YOUR OBJECTIVE: Output each record exactly, excluding pictures.

Source records
##########
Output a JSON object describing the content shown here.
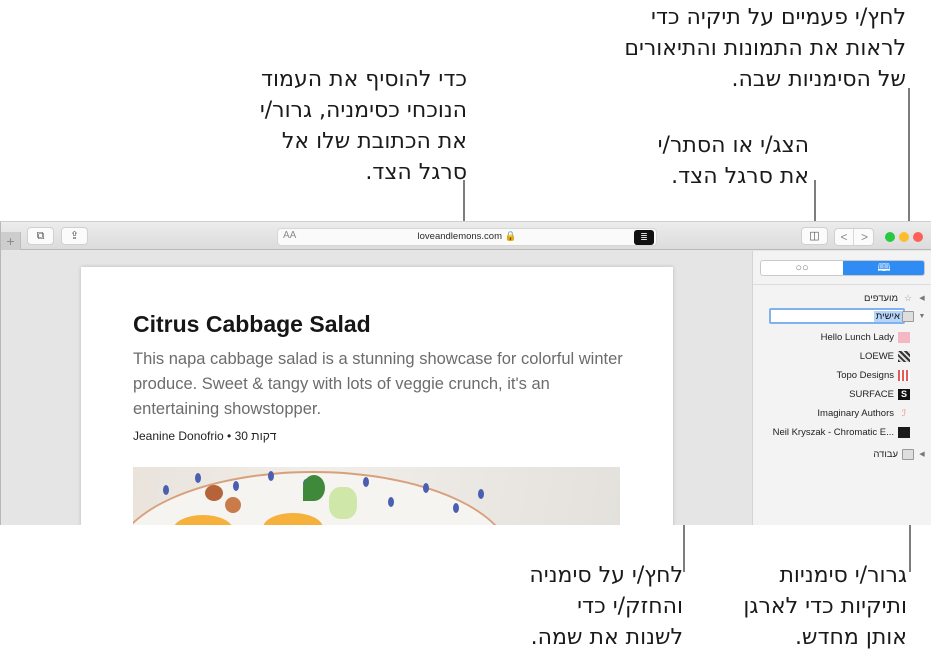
{
  "callouts": {
    "double_click_folder": [
      "לחץ/י פעמיים על תיקיה כדי",
      "לראות את התמונות והתיאורים",
      "של הסימניות שבה."
    ],
    "toggle_sidebar": [
      "הצג/י או הסתר/י",
      "את סרגל הצד."
    ],
    "add_bookmark": [
      "כדי להוסיף את העמוד",
      "הנוכחי כסימניה, גרור/י",
      "את הכתובת שלו אל",
      "סרגל הצד."
    ],
    "rename_bookmark": [
      "לחץ/י על סימניה",
      "והחזק/י כדי",
      "לשנות את שמה."
    ],
    "reorganize": [
      "גרור/י סימניות",
      "ותיקיות כדי לארגן",
      "אותן מחדש."
    ]
  },
  "toolbar": {
    "new_tab_label": "+",
    "tabs_icon": "⧉",
    "share_icon": "⇪",
    "text_size_label": "AA",
    "url": "loveandlemons.com 🔒",
    "reader_icon": "≣",
    "sidebar_icon": "◫",
    "back_label": "<",
    "forward_label": ">"
  },
  "traffic_lights": {
    "close": "#fe5f57",
    "minimize": "#febc2e",
    "zoom": "#28c840"
  },
  "article": {
    "title": "Citrus Cabbage Salad",
    "description": "This napa cabbage salad is a stunning showcase for colorful winter produce. Sweet & tangy with lots of veggie crunch, it's an entertaining showstopper.",
    "meta": "Jeanine Donofrio • 30 דקות"
  },
  "sidebar": {
    "reading_list_icon": "○○",
    "bookmarks_icon": "📖",
    "accent": "#2f8cf5",
    "favorites_label": "מועדפים",
    "editing_folder_value": "אישית",
    "bookmarks": [
      {
        "label": "Hello Lunch Lady",
        "icon_color": "#f4b8c4"
      },
      {
        "label": "LOEWE",
        "icon_color": "#888888"
      },
      {
        "label": "Topo Designs",
        "icon_color": "#e55a5a"
      },
      {
        "label": "SURFACE",
        "icon_color": "#111111"
      },
      {
        "label": "Imaginary Authors",
        "icon_color": "#e27f7f"
      },
      {
        "label": "Neil Kryszak - Chromatic E...",
        "icon_color": "#1a1a1a"
      }
    ],
    "work_folder_label": "עבודה"
  }
}
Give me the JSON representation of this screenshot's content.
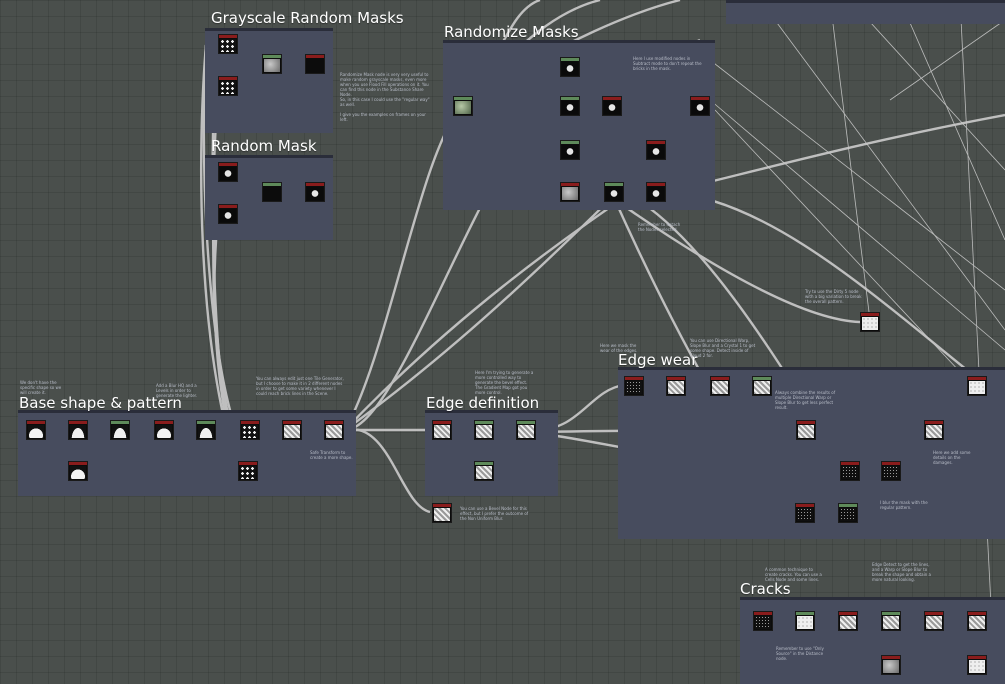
{
  "frames": [
    {
      "title": "Grayscale Random Masks"
    },
    {
      "title": "Random Mask"
    },
    {
      "title": "Randomize Masks"
    },
    {
      "title": "Base shape & pattern"
    },
    {
      "title": "Edge definition"
    },
    {
      "title": "Edge wear"
    },
    {
      "title": "Cracks"
    }
  ],
  "notes": [
    "Randomize Mask node is very very useful to make random grayscale masks, even more when you use Flood Fill operations on it. You can find this node in the Substance Share Node.",
    "So, in this case I could use the \"regular way\" as well.",
    "I give you the examples on frames on your left.",
    "Here I use modified nodes in Subtract mode to don't repeat the bricks in the mask.",
    "Remember to detach the Nodes selected.",
    "Try to use the Dirty 5 node with a big variation to break the overall pattern.",
    "We don't have the specific shape so we will create it.",
    "Add a Blur HQ and a Levels in order to generate the lighter.",
    "You can always edit just one Tile Generator, but I choose to make it in 2 different nodes in order to get some variety whenever I could reach brick lines in the Scene.",
    "Safe Transform to create a more shape.",
    "Here I'm trying to generate a more controlled way to generate the bevel effect. The Gradient Map got you more control.",
    "You can use a Bevel Node for this effect, but I prefer the outcome of the Non Uniform Blur.",
    "Here we mask the wear of the edges.",
    "You can use Directional Warp, Slope Blur and a Crystal 1 to get some shape. Detect inside of Cloud 2 for.",
    "Always combine the results of multiple Directional Warp or Slope Blur to get less perfect result.",
    "Here we add some details on the damages.",
    "I blur the mask with the regular pattern.",
    "A common technique to create cracks. You can use a Cells Node and some lines.",
    "Edge Detect to get the lines, and a Warp or Slope Blur to break the shape and obtain a more natural looking.",
    "Remember to use \"Only Source\" in the Distance node."
  ]
}
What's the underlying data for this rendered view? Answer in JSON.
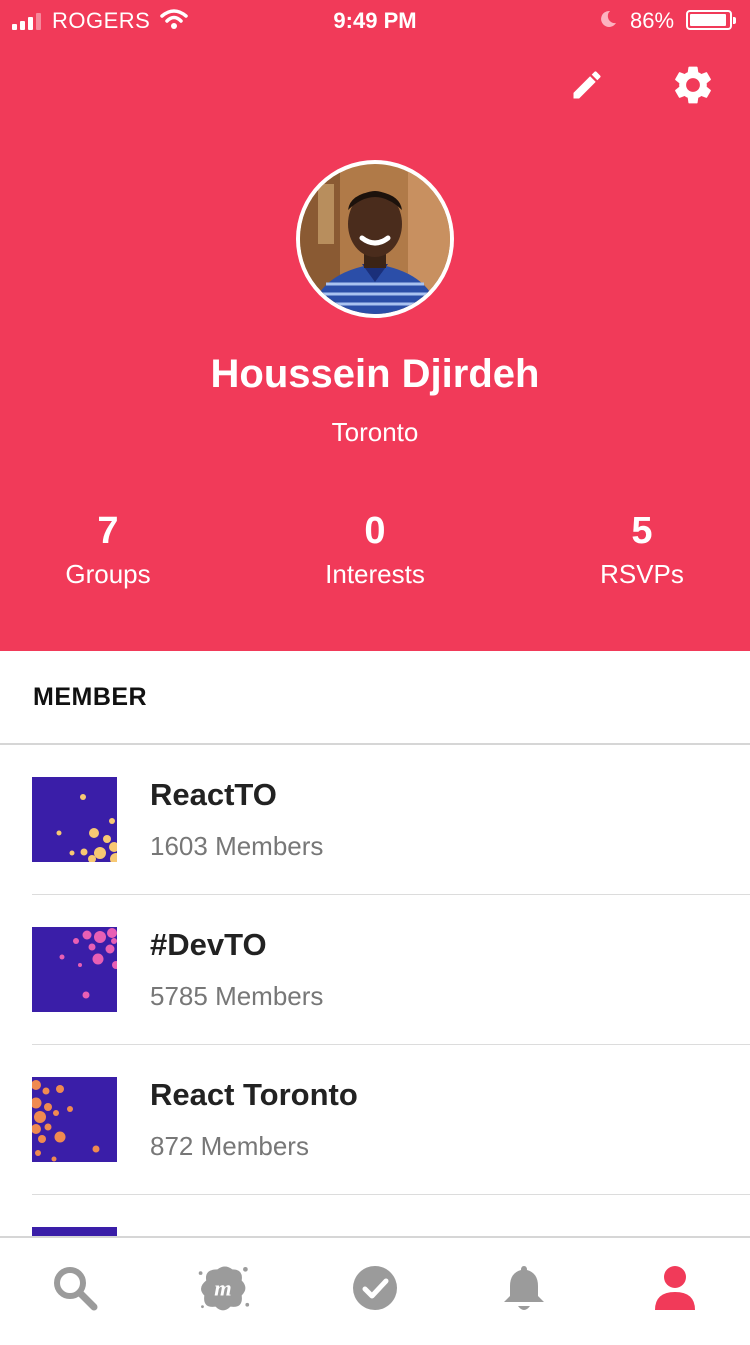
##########
YOUR RESPONSE:
Output a JSON object describing the content shown here.
{
  "callouts": {
    "double_click_folder": [
      "לחץ/י פעמיים על תיקיה כדי",
      "לראות את התמונות והתיאורים",
      "של הסימניות שבה."
    ],
    "toggle_sidebar": [
      "הצג/י או הסתר/י",
      "את סרגל הצד."
    ],
    "add_bookmark": [
      "כדי להוסיף את העמוד",
      "הנוכחי כסימניה, גרור/י",
      "את הכתובת שלו אל",
      "סרגל הצד."
    ],
    "rename_bookmark": [
      "לחץ/י על סימניה",
      "והחזק/י כדי",
      "לשנות את שמה."
    ],
    "reorganize": [
      "גרור/י סימניות",
      "ותיקיות כדי לארגן",
      "אותן מחדש."
    ]
  },
  "toolbar": {
    "new_tab_label": "+",
    "tabs_icon": "⧉",
    "share_icon": "⇪",
    "text_size_label": "AA",
    "url": "loveandlemons.com 🔒",
    "reader_icon": "≣",
    "sidebar_icon": "◫",
    "back_label": "<",
    "forward_label": ">"
  },
  "traffic_lights": {
    "close": "#fe5f57",
    "minimize": "#febc2e",
    "zoom": "#28c840"
  },
  "article": {
    "title": "Citrus Cabbage Salad",
    "description": "This napa cabbage salad is a stunning showcase for colorful winter produce. Sweet & tangy with lots of veggie crunch, it's an entertaining showstopper.",
    "meta": "Jeanine Donofrio • 30 דקות"
  },
  "sidebar": {
    "reading_list_icon": "○○",
    "bookmarks_icon": "📖",
    "accent": "#2f8cf5",
    "favorites_label": "מועדפים",
    "editing_folder_value": "אישית",
    "bookmarks": [
      {
        "label": "Hello Lunch Lady",
        "icon_color": "#f4b8c4"
      },
      {
        "label": "LOEWE",
        "icon_color": "#888888"
      },
      {
        "label": "Topo Designs",
        "icon_color": "#e55a5a"
      },
      {
        "label": "SURFACE",
        "icon_color": "#111111"
      },
      {
        "label": "Imaginary Authors",
        "icon_color": "#e27f7f"
      },
      {
        "label": "Neil Kryszak - Chromatic E...",
        "icon_color": "#1a1a1a"
      }
    ],
    "work_folder_label": "עבודה"
  }
}
Give me the JSON representation of this screenshot's content.
{
  "frames": [
    {
      "title": "Grayscale Random Masks"
    },
    {
      "title": "Random Mask"
    },
    {
      "title": "Randomize Masks"
    },
    {
      "title": "Base shape & pattern"
    },
    {
      "title": "Edge definition"
    },
    {
      "title": "Edge wear"
    },
    {
      "title": "Cracks"
    }
  ],
  "notes": [
    "Randomize Mask node is very very useful to make random grayscale masks, even more when you use Flood Fill operations on it. You can find this node in the Substance Share Node.",
    "So, in this case I could use the \"regular way\" as well.",
    "I give you the examples on frames on your left.",
    "Here I use modified nodes in Subtract mode to don't repeat the bricks in the mask.",
    "Remember to detach the Nodes selected.",
    "Try to use the Dirty 5 node with a big variation to break the overall pattern.",
    "We don't have the specific shape so we will create it.",
    "Add a Blur HQ and a Levels in order to generate the lighter.",
    "You can always edit just one Tile Generator, but I choose to make it in 2 different nodes in order to get some variety whenever I could reach brick lines in the Scene.",
    "Safe Transform to create a more shape.",
    "Here I'm trying to generate a more controlled way to generate the bevel effect. The Gradient Map got you more control.",
    "You can use a Bevel Node for this effect, but I prefer the outcome of the Non Uniform Blur.",
    "Here we mask the wear of the edges.",
    "You can use Directional Warp, Slope Blur and a Crystal 1 to get some shape. Detect inside of Cloud 2 for.",
    "Always combine the results of multiple Directional Warp or Slope Blur to get less perfect result.",
    "Here we add some details on the damages.",
    "I blur the mask with the regular pattern.",
    "A common technique to create cracks. You can use a Cells Node and some lines.",
    "Edge Detect to get the lines, and a Warp or Slope Blur to break the shape and obtain a more natural looking.",
    "Remember to use \"Only Source\" in the Distance node."
  ]
}
What's the underlying data for this rendered view? Answer in JSON.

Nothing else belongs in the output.